Scientists say ozone pollution will increase with climate change. Global temperatures are now about 1.2°C above pre-industrial levels, and heatwaves have become more frequent and stronger.
Ground-level ozone is known to exacerbate respiratory and cardiovascular disease and is associated with increased mortality.
According to a study published in 2019 in the journal Environmental Research Letters, long-term exposure to ozone pollution is responsible for 55,000 premature deaths in Europe each year.
The study showed that mortality associated with ozone pollution could be 11% higher in some countries of Central and Southern Europe in 2050 due to climate change. However, if greenhouse gas emissions are reduced, ozone-related mortality is projected to decrease.
Ozone pollution is not the only air quality problem. Wildfires raging in Portugal, Spain and France in recent days have resulted in the release of suffocating smoke containing fine, respirable particulate matter known as PM 2.5.
“Smoke particles are one of the most toxic forms of particles we can generate,” said Athanasios Nenes, an atmospheric chemist at the Swiss Federal Institute of Technology in Lausanne. “When you breathe them in, they increase your chances of getting all types of cancer.”
Those already suffering from cardiovascular or respiratory diseases are also in increased risk of exacerbations.
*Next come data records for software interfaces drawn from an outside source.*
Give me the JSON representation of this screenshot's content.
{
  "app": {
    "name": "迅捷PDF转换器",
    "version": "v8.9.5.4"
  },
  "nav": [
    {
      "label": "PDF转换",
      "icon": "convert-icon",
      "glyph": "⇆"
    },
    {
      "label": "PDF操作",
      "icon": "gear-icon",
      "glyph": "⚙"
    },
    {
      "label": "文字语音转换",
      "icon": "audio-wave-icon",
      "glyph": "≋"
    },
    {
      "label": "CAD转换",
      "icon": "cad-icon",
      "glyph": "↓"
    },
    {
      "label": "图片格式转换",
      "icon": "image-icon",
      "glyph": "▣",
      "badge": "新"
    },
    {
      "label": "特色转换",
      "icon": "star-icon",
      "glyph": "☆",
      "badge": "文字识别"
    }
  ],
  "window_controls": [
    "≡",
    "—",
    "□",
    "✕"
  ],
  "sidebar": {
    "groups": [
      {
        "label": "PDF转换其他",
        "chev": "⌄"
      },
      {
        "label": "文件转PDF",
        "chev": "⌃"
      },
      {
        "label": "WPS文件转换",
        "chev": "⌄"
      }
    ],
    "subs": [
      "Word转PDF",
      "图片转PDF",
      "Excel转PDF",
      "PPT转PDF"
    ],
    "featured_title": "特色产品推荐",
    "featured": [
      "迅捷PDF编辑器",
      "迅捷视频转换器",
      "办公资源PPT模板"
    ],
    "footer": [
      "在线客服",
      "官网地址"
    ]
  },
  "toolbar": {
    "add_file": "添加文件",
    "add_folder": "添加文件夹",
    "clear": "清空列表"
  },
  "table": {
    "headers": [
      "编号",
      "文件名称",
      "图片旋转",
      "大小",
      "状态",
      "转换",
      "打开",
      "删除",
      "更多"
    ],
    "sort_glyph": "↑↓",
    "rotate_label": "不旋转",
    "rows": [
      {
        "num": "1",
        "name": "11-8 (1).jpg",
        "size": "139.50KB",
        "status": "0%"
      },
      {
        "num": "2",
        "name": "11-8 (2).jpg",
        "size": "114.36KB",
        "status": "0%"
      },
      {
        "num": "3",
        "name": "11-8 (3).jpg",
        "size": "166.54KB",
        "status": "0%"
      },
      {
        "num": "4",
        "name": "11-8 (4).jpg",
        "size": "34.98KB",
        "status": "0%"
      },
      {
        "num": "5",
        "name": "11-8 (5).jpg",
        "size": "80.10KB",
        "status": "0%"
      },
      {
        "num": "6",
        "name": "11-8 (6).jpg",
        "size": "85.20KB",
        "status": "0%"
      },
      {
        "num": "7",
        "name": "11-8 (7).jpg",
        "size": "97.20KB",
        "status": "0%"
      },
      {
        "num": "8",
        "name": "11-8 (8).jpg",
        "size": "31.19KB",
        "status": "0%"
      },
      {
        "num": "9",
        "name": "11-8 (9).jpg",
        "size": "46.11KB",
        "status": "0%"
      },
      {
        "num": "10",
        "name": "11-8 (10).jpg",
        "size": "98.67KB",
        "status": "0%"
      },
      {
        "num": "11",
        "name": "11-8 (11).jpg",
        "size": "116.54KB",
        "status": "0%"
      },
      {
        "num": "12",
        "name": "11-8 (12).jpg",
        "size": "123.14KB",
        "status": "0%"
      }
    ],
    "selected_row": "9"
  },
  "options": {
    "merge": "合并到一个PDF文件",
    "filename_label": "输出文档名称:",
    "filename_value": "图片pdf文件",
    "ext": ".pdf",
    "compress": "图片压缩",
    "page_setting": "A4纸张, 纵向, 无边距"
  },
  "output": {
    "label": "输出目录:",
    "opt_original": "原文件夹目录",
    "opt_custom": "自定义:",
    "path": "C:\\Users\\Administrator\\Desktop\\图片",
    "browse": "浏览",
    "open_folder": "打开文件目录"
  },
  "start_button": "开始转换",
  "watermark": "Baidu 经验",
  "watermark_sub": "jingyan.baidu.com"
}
In a June 2022 study, University of Southern California researchers found that while days with extreme heat or extreme particulate air pollution resulted in a 5-6% increase in the risk of death, the chance of death was 21% higher on days when simultaneous extreme events associated with forest fires were observed.
“We need to think about combining public health warnings about air pollution and heat,” said co-author Erica Garcia, a public health scientist at the University of Southern California. “A day with both extremes is much more harmful than a day with one.”